Manila aims for ‘smart city’ status and wins 3 digital governance awards
As the city of Manila prepares to achieve “smart city” status, the Local Government Unit (LGU) has won three awards at the 2021 Digital Governance Awards (LGUs Best Practices in Information and Communication Technology) which took place held on October 29th.
Prizes include the Covid 19-Testing Center Web-Lab-IS – Best in LGU Empowerment Award (City Level) – 1st place; City of Manila Connection for Inclusion Award — Best in Customer Empowerment Award (City level) 1st place and Business Permit Licensing Service (BPLS) —Best in Business Empowerment Award (City level) 2nd place.
Previously, the Manila city government had partnered with software giant Microsoft, which will help accelerate LGU’s goal of building a 21st century economy that uplifts the poor, improves employment opportunities for its middle class and improves the inner workings of city government. .
“Becoming a smart city will improve service delivery to the outside world and strengthen our overall attractiveness for businesses and investments, especially as we seek to recover from the worst of the Covid-19 pandemic,” said the Mayor of Manila Francisco “Isko Moreno” Domagoso.
Andres Ortola, Managing Director of Microsoft in the Philippines, said the city of Manila has taken on a huge challenge in its ambition to become a smart city and looks forward to working closely with it to support its transformation efforts and hopefully inspire and help other government units and agencies across the Philippines as well.
“Municipal governments today have the opportunity to better serve their citizens through the power of technology. Artificial intelligence, cloud and data can all be harnessed to increase efficiency and improve everything from public safety to transportation, infrastructure and citizen services, ”said Ortola.

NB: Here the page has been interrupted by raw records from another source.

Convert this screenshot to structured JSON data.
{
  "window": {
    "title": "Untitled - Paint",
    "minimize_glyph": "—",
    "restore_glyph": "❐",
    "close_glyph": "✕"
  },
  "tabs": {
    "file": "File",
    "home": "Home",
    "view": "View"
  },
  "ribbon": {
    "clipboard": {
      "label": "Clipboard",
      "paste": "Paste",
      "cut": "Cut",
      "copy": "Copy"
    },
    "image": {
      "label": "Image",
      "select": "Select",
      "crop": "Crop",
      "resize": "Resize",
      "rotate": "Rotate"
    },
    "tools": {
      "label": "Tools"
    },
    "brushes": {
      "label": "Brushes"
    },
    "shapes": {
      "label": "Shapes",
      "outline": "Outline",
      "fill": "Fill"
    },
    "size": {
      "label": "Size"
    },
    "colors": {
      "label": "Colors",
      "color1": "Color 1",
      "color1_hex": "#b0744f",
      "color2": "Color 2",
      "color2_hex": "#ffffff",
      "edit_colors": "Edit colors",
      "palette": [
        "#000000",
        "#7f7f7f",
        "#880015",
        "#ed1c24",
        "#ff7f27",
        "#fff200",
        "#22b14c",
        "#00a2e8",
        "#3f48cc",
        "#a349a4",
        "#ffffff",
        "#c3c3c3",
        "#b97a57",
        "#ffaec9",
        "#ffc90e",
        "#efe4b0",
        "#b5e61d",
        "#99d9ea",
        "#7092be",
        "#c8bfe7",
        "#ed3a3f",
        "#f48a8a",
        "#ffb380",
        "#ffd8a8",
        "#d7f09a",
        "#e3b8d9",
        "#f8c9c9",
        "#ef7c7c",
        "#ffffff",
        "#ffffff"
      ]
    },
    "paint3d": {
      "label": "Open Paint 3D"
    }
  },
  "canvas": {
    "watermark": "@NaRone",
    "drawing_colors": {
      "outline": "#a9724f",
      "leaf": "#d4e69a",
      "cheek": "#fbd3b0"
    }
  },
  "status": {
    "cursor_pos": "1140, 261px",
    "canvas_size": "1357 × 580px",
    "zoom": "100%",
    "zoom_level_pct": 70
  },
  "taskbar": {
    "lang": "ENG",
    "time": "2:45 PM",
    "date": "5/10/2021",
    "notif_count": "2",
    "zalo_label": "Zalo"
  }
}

Digital transformation has been at the heart of Moreno’s administration of the City of Manila. Upon assuming the post of mayor of the city on July 1, 2019, he discovered that the city lacked basic data sets for population, family size, income, and education, among others. 30